Nasal steroid spray may not help resolve dysfunction of the ear's eustachian tubes
For patients with eustachian tube dysfunction (ETD), steroids administered by a nasal spray may be ineffective, according to a report in the May issue of Archives of OtolaryngologyHead and Neck Surgery.
The eustachian tubes connect the middle ear, the upper part of the throat and the ends of the nasal passages. Eustachian tube dysfunction may contribute to fluid collection in the middle ear (otitis media with effusion, or OME) or negative middle ear pressure (NMEP). Presently there is no gold-standard single treatment for this condition, although one hypothesis proposes that intra-nasal steroid treatment could be beneficial. "Because of the lack of a single accepted medical intervention to deal with ETD and the ostensibly benign nature of this condition, it is common practice for some clinicians to take a 'wait and see' initial approach when this clinical entity is encountered in lieu of prescribing unproven or unapproved medications," note the authors, who also point to the fact that some cases resolve on their own.

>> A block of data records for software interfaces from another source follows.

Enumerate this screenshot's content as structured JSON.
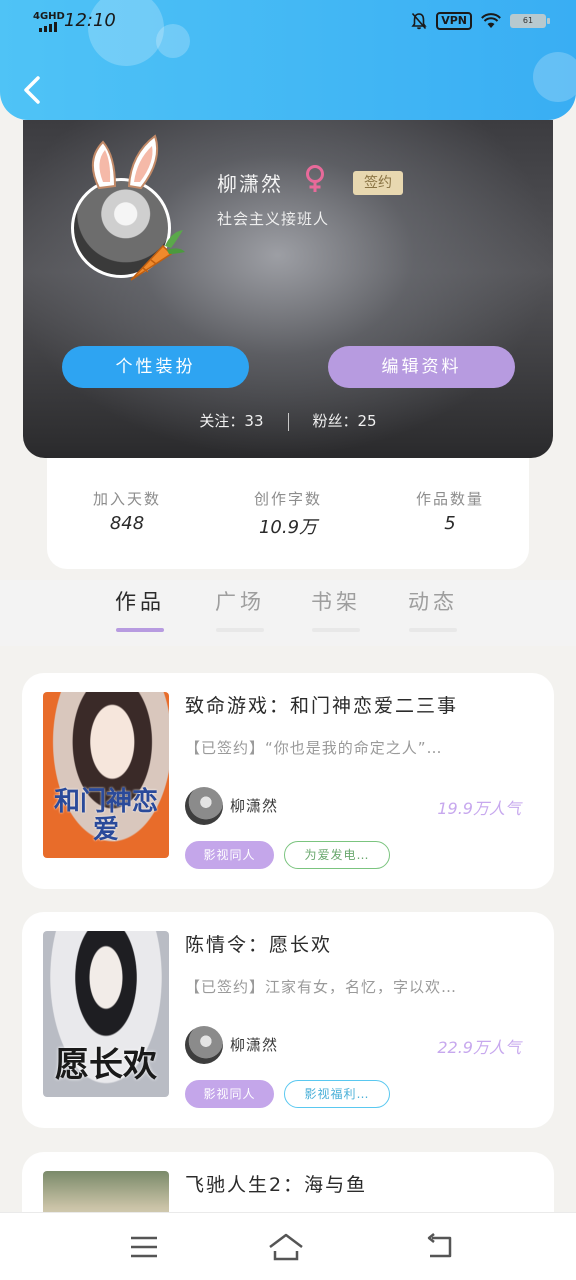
{
  "status_bar": {
    "network": "4GHD",
    "time": "12:10",
    "vpn": "VPN",
    "battery": "61"
  },
  "profile": {
    "name": "柳潇然",
    "gender_icon": "female-icon",
    "signed_badge": "签约",
    "bio": "社会主义接班人",
    "outfit_button": "个性装扮",
    "edit_button": "编辑资料",
    "following_label": "关注：33",
    "followers_label": "粉丝：25"
  },
  "stats": [
    {
      "label": "加入天数",
      "value": "848"
    },
    {
      "label": "创作字数",
      "value": "10.9万"
    },
    {
      "label": "作品数量",
      "value": "5"
    }
  ],
  "tabs": [
    {
      "label": "作品",
      "active": true
    },
    {
      "label": "广场",
      "active": false
    },
    {
      "label": "书架",
      "active": false
    },
    {
      "label": "动态",
      "active": false
    }
  ],
  "works": [
    {
      "title": "致命游戏：和门神恋爱二三事",
      "desc": "【已签约】“你也是我的命定之人”…",
      "author": "柳潇然",
      "popularity": "19.9万人气",
      "cover_text": "和门神恋爱",
      "tags": [
        {
          "label": "影视同人",
          "color": "#c4a6ea"
        },
        {
          "label": "为爱发电…",
          "color": "#7bc47f"
        }
      ]
    },
    {
      "title": "陈情令：愿长欢",
      "desc": "【已签约】江家有女，名忆，字以欢…",
      "author": "柳潇然",
      "popularity": "22.9万人气",
      "cover_text": "愿长欢",
      "tags": [
        {
          "label": "影视同人",
          "color": "#c4a6ea"
        },
        {
          "label": "影视福利…",
          "color": "#5ac8f0"
        }
      ]
    },
    {
      "title": "飞驰人生2：海与鱼"
    }
  ],
  "colors": {
    "header": "#3db5f4",
    "accent_purple": "#b79be0",
    "accent_blue": "#2ea4f2",
    "badge_gold": "#e8d8b0"
  },
  "nav": {
    "menu_icon": "menu-icon",
    "home_icon": "home-icon",
    "back_icon": "back-icon"
  }
}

Michael B. Gluth, M.D., formerly of the Mayo Clinic in Rochester , Minn. (now with University of Arkansas for Medical Sciences, Little Rock), and coauthors conducted a randomized, placebo-controlled, double-blind prospective clinical trial of intranasal aqueous triamcinolone acetonide for ETD. They enrolled patients, children and adults, ages 6 and older, presenting with either OME or NMEP between September 2005 and December 2008 and randomly assigned 45 patients to the treatment group and 46 to the placebo group. The outcome measures were clinical resolution of ETD, as evidenced by tympanometry (a test of the eardrum's mobility and middle ear conditions), and improvement in symptom scores on a questionnaire administered before and after treatment.
Among adults who had follow-up tympanograms, 18.9 percent of those receiving the study drug and 32.4 percent of those receiving placebo experienced complete normalization. Of pediatric patients with follow-up tympanograms, 7 percent receiving triamcinolone acetonide and 27 percent receiving the placebo had complete normalization. Neither of these differences was statistically significant, nor were overall poststudy symptom scores between the two groups (after prestudy overall symptom score was adjusted for).
The researchers note that the results obtained challenge their original premise. "These findings were contradictory to our hypothesis that nasal steroids would increase the rate of tympanogram normalization," they conclude. "These findings do not support the use of intranasal steroid sprays to treat the manifestations of eustachian tube dysfunction."